last light showers will be the last farewell of this rainy season. Despite all
the rains, the scouts have spent well over 200 days in the bush in the last
month. With so many days in the field (not only this month but in the last year)
and with the law enforcement support of the game rangers from the Department of
National Parks and Wildlife, poachers have started to avoid Thuma F.R.. Though
spotting wildlife this time of year is difficult due to the thick bush, the
direct positive effect on the wildlife populations will without doubt become
evident the coming dry season when game spotting opportunities will be better
than ever before: something to look forward to!
And on the last day
of the month, we have held the first conservation awareness day in the village
Chilombo. Drama, poems, songs, a quiz and discussions were on the program.
Especially the drama was of remarkable quality and fun: see the picture below.
For sure a day that will be organized more often in the coming months.
The 'chief' (middle)

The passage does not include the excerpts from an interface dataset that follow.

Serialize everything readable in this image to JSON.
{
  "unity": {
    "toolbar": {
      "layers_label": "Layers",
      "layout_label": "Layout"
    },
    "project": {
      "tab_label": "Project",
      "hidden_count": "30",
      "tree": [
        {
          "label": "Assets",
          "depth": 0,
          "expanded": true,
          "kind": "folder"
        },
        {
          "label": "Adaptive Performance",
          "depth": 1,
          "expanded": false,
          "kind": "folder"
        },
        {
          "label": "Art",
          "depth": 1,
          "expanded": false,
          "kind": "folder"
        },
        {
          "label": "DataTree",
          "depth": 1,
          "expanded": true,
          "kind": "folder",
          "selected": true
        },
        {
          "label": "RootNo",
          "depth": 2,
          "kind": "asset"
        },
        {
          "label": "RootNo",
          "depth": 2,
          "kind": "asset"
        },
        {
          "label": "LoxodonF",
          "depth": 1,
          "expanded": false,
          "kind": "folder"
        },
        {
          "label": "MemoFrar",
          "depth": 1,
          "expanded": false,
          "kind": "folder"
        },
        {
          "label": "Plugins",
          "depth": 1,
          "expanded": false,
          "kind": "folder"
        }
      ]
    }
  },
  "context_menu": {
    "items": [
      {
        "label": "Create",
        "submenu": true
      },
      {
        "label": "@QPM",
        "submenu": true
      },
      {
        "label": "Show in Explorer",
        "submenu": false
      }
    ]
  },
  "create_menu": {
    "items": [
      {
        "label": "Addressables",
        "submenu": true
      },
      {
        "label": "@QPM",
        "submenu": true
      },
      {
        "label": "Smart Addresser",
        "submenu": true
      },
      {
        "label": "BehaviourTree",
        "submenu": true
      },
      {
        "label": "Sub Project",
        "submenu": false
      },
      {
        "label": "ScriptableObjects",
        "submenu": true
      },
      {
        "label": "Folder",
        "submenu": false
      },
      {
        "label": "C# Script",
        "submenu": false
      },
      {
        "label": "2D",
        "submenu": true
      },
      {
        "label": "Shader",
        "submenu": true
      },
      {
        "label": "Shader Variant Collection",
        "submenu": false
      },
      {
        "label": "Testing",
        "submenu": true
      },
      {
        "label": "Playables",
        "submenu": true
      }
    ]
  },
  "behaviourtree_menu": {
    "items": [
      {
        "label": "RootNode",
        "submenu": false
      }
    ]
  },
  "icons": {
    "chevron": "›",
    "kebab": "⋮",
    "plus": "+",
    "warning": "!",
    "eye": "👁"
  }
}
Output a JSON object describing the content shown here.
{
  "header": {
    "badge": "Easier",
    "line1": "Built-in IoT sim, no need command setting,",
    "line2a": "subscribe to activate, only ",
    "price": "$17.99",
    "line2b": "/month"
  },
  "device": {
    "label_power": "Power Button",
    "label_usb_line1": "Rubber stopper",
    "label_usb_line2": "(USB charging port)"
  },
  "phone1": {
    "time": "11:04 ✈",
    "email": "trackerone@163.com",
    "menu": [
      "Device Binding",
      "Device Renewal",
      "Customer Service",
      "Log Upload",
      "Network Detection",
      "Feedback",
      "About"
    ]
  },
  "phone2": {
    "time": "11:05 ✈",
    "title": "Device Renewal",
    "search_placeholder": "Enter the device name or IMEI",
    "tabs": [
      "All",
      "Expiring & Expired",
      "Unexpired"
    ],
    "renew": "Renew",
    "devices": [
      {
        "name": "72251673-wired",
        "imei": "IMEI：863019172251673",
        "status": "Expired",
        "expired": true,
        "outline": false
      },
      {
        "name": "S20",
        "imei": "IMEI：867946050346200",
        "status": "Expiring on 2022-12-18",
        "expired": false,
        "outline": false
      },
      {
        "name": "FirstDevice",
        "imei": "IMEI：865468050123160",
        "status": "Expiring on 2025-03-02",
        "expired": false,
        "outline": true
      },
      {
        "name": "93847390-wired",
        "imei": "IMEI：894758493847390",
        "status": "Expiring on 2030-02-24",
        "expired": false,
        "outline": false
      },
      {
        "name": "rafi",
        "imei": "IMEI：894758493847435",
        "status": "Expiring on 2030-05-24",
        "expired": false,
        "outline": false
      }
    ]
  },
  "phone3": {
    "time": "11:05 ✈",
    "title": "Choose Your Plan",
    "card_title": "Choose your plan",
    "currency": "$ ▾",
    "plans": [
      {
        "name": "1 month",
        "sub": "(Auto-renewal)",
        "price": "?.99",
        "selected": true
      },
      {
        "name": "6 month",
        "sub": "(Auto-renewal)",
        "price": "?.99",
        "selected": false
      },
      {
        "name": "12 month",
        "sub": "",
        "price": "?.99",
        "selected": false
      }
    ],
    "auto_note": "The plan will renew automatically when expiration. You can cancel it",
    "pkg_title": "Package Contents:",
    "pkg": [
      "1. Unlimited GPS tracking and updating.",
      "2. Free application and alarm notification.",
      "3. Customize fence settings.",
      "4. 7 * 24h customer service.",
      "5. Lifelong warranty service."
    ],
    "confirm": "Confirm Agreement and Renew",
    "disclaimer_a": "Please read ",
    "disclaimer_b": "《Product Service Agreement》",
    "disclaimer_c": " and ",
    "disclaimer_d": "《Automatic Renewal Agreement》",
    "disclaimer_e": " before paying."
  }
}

making it clear to 3 'poachers' that chopping down trees
without planting new ones, is not tolerated in his village.
Food for thought:
Bushpigs, baboons and
elephants know that there is a lot of nice food to be found in the villages this
time of the year: fields full of maize, groundnuts, cassava and bananas work as
a magnet on wildlife and the villagers are out on fulltime watch to scare off
any intruder from the bush. In the case of persistent crop raiding elephants,
W.A.G. is assisting the people by sending a scout with fire crackers to the
village to chase away the elephants. Generally this works well though this year
we are experiencing a human-wildlife problem of a new category.
last month one of the biggest bull elephants of Thuma crossed the Lilongwe River, which forms the Northern boundary of Thuma, in search for a different kind of
food in Chilombo village. During his night out however, heavy rains in the water
catchment area of the Lilongwe River, made the river swell to immense proportions, making it impossible for the bull
to return to Thuma in the following early morning. Soon the people from Chilombo
came to us to complain about the elephant which was causing continues serious
crop damage while being stuck in Chilombo. Immediately we positioned a scout,
assisted by 2 game rangers from the Department of National Parks and Wildlife,
in Chilombo whose duty was to keep the elephant away from the people's crops
(and to keep the people away from the elephant) in order to reduce the chance of
any serious human-elephant conflict.
time was against us: after 3 weeks the bull was still not able to cross the
river because of continuous heavy rainfall and it became clear that the elephant
was not able to find enough food (other then maize or other crops) to sustain
itself for any prolonged period of time.
The day was approaching that it would not be possible anymore to keep the bull,
which was getting more and more hungry, away from the gardens of the people
whose life directly depends on the amount of maize they can grow each year.
situation raised an interesting but very unpleasant moral issue: conservation is
about wildlife Ónd people and the overall goal in conservation is to create a
situation where people and wildlife can co-exist and benefit from each other.
But there are situations where you, as a conservationist, might be forced to
make a tough choice. I mean: how much damage is a crop raiding elephant allowed
to cause before it has to be shot ...? Note: Malawi government does not pay
compensation for crop damage caused by wildlife.
a few rare days with no rain, made the water level in Lilongwe River drop to the
low level which made it possible for the bull to return to Thuma again. All
ended well for the elephant though it was a close call.
Steelant from Belgium has come to Thuma to make an inventory of the
butterflies living in Thuma. Her 3 months stay is a part of the final year
of her study Nature Management.
At the same time, Jan Verachtert, who did his internship in Thuma last
year, has returned to Thuma this month, this time as a graduate, and he
will continue his research on the orchid species in Thuma.
butterfly Pretoria Red Lines (Cyana pretoriae).
Rain, rain, rain and rain...